Beyond the University of Virginia (via Vikram Jaswal and his Eye Tracking Study), Cambridge University is also hard at work validating the latest forms of facilitated communication. I’m thinking, specifically, of Alex Woolgar, whose work (as yet unpublished) is described in detail on the International Association of Spelling as Communication (I-ASC) website.
A quick note to those who are new to all this and are thinking, “Don’t we all spell to communicate?”:
“Spelling to communicate” has come to mean a form of facilitated communication (aka “Rapid Prompting”) in which people with minimal speaking skills are induced to extend their index fingers to held-up letterboards and type out messages… but can do so only when the person holding the board is prompting them.
Researchers at various institutions, from Syracuse University to the University of Virginia to Nottingham Trent to Cambridge, have been hard at work trying to show that the messages typed out in this fashion are authored by the owners of the index fingers, as opposed to the people who hold up the letterboards and prompt them. While each researcher takes a different approach, they have two things in common: they avoid straightforward tests like blinding the facilitator (which probably won’t produce the results they’re looking for), and they instead try to dazzle their audience with technology (which may blind it to low-level design flaws).

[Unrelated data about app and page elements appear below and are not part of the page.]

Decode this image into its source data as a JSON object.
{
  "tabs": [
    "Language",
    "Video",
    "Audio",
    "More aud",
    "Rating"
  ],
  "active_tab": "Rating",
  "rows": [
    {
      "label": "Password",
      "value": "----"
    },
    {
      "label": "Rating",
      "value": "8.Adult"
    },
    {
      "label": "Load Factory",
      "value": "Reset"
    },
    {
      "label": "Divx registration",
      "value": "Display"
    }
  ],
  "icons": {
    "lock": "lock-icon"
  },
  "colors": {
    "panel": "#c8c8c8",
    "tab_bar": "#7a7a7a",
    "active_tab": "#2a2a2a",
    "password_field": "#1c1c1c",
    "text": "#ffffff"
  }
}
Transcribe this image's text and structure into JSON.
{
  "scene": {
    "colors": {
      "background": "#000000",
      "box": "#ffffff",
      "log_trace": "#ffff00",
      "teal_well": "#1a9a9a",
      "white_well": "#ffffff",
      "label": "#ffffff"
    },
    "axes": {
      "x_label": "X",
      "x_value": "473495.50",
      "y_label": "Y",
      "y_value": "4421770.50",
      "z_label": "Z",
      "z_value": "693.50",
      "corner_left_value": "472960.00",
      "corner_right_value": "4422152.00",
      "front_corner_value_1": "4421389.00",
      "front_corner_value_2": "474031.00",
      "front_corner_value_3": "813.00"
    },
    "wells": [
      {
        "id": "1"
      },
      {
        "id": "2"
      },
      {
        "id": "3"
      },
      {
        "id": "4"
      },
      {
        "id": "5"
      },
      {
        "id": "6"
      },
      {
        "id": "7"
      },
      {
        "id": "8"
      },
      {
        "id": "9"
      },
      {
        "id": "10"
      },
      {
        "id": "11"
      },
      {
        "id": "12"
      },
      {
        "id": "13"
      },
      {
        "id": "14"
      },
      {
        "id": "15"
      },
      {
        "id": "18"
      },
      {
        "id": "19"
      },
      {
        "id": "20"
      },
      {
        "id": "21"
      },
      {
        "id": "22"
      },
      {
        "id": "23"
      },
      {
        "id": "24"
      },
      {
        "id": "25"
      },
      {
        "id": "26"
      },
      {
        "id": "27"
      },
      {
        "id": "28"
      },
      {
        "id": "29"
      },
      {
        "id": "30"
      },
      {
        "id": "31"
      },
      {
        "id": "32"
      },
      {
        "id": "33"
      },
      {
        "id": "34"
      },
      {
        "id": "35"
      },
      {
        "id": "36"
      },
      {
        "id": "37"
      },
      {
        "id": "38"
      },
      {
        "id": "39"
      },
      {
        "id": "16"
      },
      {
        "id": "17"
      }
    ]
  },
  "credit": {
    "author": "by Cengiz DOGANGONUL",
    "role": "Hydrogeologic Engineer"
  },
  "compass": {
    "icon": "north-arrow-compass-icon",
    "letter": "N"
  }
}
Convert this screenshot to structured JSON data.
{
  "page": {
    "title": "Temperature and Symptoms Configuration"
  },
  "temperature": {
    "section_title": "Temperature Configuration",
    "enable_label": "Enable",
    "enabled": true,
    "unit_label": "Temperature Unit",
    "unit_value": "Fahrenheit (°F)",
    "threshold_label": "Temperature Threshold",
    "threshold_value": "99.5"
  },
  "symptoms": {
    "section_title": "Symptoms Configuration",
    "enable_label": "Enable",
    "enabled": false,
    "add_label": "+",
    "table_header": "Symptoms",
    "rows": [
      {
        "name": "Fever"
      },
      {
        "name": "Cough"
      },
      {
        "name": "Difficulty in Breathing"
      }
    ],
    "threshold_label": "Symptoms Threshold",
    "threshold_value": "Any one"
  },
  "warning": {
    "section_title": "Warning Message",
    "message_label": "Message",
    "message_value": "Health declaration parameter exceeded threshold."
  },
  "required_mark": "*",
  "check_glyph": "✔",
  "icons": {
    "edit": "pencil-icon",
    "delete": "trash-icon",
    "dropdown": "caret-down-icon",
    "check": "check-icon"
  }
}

One popular technology is eye-tracking software. One might use this, as Jaswal et al do, to try to establish that the owners of the index fingers look ahead at the letters before pointing to them–purportedly an indication of authorship. Given that the boards are non-stationary and that many spelling patterns are predictable, such data is inevitably quite flimsy.
Another popular technology is electroencephalography (EEG). One might use this to try to establish that the brains of the index fingers’ owners register signals that indicate that they comprehend what they’re typing. This is where Alex Woolgar’s Cambridge group appears to be heading. But for starters, they’re simply looking at general “comprehension.” I’ve put “comprehension” in quotes because it’s not clear that they’re measuring even that. As the I-ASC explains:
In their experiments so far, children and adults listened to spoken sentences while the researchers measured their brain activity with EEG. The sentences ended either with a final word that makes sense (e.g. “there were candles on the birthday cake” – called a CONGRUENT sentence) or with a final word that is surprising and does not make sense (e.g., “there were candles on the birthday eye” – called an INCONGRUENT sentence). When the brain processes the unexpected word, it produces a bigger signal compared to when the correct word is played.https://i-asc.org/wp-content/uploads/2020/06/2-STUDYING-RECEPTIVE-LANGUAGE-IN-NONSPEAKERS-THROUGH-BRAIN-IMAGING.pdf
The problem is that it’s quite possible to perceive “birthday cake” as a more familiar speech pattern than “birthday eye” for reasons that have nothing to do with comprehension.
Just as it’s possible, via familiar spelling patterns, to look ahead in anticipation to the letter “H” after typing “T” for reasons that have nothing to do with message authorship.
It’s hard to believe that such prestigious people aren’t aware of these possibilities; more likely, what’s driving them is something other than scientific curiosity. According to the I-ASC, Woolgar
started this work after a 6-year- old child she volunteered with started to use Rapid Prompting Method, (RPM)… The experience changed Woolgar’s understanding of how well Lucy understood spoken language and made her question the scientific understanding of what autism is.
One day in a session with Woolgar, Lucy expressed frustration on behalf of other autistic children out there whose parents didn’t realise how much they understand. So, Woolgar and Lucy decided to team up and do some science together. Woolgar has spent 3 years developing new neuroimaging experiments, guided by Lucy’s insights.https://i-asc.org/wp-content/uploads/2020/06/2-STUDYING-RECEPTIVE-LANGUAGE-IN-NONSPEAKERS-THROUGH-BRAIN-IMAGING.pdf
Also of note is Woolgar’s appeal on Facebook inviting Rapid Promptees to participate in her study and answer her survey questions:
Woolgar is curious about a lot of things, but not, it seems, about questions of authorship. And it appears she’s in very good company.